This post was going to be 辣子鸡丁, a very traditional Sichuan dish, but since I don’t have a wok, it didn’t really work. This dish is supposed to be smokier and spicier but the flat pan didn’t allow me to get it right. However, this was still very tasty so I’m calling it spicy diced chicken.

[100% organic]

For the Marinade

  • 2 TBS dark soy sauce
  • 2 TBS Shaoxing/Chinese rice wine
  • 2 tsp Chinese black vinegar
  • 1 tsp sesame oil

Marinate the chicken for at least 15 minutes at room temperature, no more than 30 minutes.

For the Sauce

  • 2 TBS chili garlic sauce
  • 1 TBS soy sauce
  • 2 TBS water

Mix together the ingredients for the sauce and then set aside.

For the Chicken

  • 1 lb chicken breast, diced into cubes
  • 3 garlic cloves, minced
  • 2-inch ginger, minced
  • 3 scallions, thinly sliced
  • ¼ cup corn starch, sifted
  • 2 TBS whole Sichuan peppercorns
  • 10 dried red chili peppers
  • Canola oil, as needed
  • Salt, as needed
  • Freshly ground black pepper, as needed
  • Freshly ground Sichuan peppercorn, as needed

In a ziplock bag, sift the corn starch in and add a generous amount of salt, ground black pepper, and ground Sichuan peppercorn.
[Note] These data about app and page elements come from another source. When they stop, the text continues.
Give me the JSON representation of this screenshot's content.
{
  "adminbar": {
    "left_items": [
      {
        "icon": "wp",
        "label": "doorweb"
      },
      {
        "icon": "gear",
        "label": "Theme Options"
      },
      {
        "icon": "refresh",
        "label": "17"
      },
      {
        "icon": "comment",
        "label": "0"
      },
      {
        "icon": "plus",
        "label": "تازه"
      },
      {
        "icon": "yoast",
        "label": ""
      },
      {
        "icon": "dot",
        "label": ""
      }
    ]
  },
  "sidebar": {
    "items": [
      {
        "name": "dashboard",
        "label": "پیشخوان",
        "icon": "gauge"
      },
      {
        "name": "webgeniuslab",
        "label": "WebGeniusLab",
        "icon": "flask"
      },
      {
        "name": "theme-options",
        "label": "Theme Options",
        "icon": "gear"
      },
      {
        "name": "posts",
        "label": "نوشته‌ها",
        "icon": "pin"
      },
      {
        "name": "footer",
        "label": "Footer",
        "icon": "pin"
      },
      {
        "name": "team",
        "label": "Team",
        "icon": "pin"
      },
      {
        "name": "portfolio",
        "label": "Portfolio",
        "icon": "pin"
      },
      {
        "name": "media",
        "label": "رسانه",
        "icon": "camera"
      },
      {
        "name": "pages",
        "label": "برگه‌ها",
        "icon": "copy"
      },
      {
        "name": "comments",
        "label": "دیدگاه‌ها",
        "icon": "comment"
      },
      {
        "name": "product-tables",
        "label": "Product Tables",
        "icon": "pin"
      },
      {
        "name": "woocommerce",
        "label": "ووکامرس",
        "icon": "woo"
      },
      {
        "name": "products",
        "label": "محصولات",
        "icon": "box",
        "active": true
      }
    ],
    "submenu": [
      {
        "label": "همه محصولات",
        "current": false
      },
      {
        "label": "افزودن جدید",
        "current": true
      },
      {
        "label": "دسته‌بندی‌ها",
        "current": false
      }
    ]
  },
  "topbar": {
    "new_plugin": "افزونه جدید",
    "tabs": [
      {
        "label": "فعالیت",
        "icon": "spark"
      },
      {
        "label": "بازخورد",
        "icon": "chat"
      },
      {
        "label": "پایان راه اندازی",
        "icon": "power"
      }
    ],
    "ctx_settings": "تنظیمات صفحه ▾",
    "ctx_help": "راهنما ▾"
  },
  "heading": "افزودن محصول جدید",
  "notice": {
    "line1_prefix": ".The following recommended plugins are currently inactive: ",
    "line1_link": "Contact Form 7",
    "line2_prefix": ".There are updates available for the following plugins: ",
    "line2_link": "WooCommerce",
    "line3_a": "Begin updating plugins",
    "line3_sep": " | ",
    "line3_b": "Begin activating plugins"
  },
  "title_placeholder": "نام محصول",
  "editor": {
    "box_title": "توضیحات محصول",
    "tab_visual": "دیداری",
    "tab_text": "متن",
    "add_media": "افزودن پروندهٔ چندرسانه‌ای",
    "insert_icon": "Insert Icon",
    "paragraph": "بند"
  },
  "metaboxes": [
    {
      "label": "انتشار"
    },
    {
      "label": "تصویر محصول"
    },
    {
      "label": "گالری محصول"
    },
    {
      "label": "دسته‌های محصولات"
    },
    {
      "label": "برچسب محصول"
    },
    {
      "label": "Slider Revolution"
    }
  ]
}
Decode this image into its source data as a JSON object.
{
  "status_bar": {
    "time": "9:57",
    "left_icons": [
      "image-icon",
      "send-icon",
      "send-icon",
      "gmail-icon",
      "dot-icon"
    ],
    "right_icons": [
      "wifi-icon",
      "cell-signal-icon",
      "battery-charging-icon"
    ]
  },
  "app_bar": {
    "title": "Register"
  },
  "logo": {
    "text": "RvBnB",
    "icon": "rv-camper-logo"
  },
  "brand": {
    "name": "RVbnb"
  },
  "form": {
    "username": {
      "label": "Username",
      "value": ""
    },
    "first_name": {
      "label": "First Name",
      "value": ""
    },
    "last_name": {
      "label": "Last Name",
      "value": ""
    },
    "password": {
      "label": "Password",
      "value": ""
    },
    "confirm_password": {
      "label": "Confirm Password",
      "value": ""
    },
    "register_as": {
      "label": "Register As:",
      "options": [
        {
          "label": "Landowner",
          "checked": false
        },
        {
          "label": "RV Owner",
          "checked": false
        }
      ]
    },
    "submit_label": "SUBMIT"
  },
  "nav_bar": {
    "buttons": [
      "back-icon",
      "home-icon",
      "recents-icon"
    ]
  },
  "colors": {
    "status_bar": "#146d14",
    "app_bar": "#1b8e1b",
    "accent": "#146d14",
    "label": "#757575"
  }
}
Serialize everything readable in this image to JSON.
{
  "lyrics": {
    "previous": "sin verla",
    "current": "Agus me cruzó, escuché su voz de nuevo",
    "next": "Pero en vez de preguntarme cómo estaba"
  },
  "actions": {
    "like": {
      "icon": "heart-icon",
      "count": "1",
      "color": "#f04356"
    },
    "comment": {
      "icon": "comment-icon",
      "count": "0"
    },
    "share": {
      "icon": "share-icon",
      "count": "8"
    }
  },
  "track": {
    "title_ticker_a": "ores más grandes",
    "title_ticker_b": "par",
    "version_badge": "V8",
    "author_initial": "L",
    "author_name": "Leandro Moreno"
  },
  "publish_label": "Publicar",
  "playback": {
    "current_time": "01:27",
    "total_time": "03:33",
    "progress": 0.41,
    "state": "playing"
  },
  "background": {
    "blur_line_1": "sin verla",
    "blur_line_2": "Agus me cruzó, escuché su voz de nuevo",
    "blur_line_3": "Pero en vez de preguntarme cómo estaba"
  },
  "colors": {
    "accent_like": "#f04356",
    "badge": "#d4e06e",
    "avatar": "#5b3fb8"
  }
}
Strain the chicken from the marinade. Add the chicken to the ziplock bag and shake vigorously and toss around to make sure that all sides of the diced chicken are coated with cornstarch.

Heat 1 cup of oil in a saucepan over medium-high heat. When the oil starts to smoke, work in batches and fry the chicken until golden brown on all sides. Transfer to a cooling rack when fried.

In a pan over medium-low heat, add 2 TBS canola oil. Add the dried chili peppers and the whole Sichuan peppercorns; let them fry until fragrant, about 1-2 minutes. Then turn heat to medium-high heat, add in the scallions, garlic, and ginger until fragrant. Stir in the sauce and simmer until slightly thickened. Add the fried chicken, toss to combine, and remove from heat. Serve immediately with rice!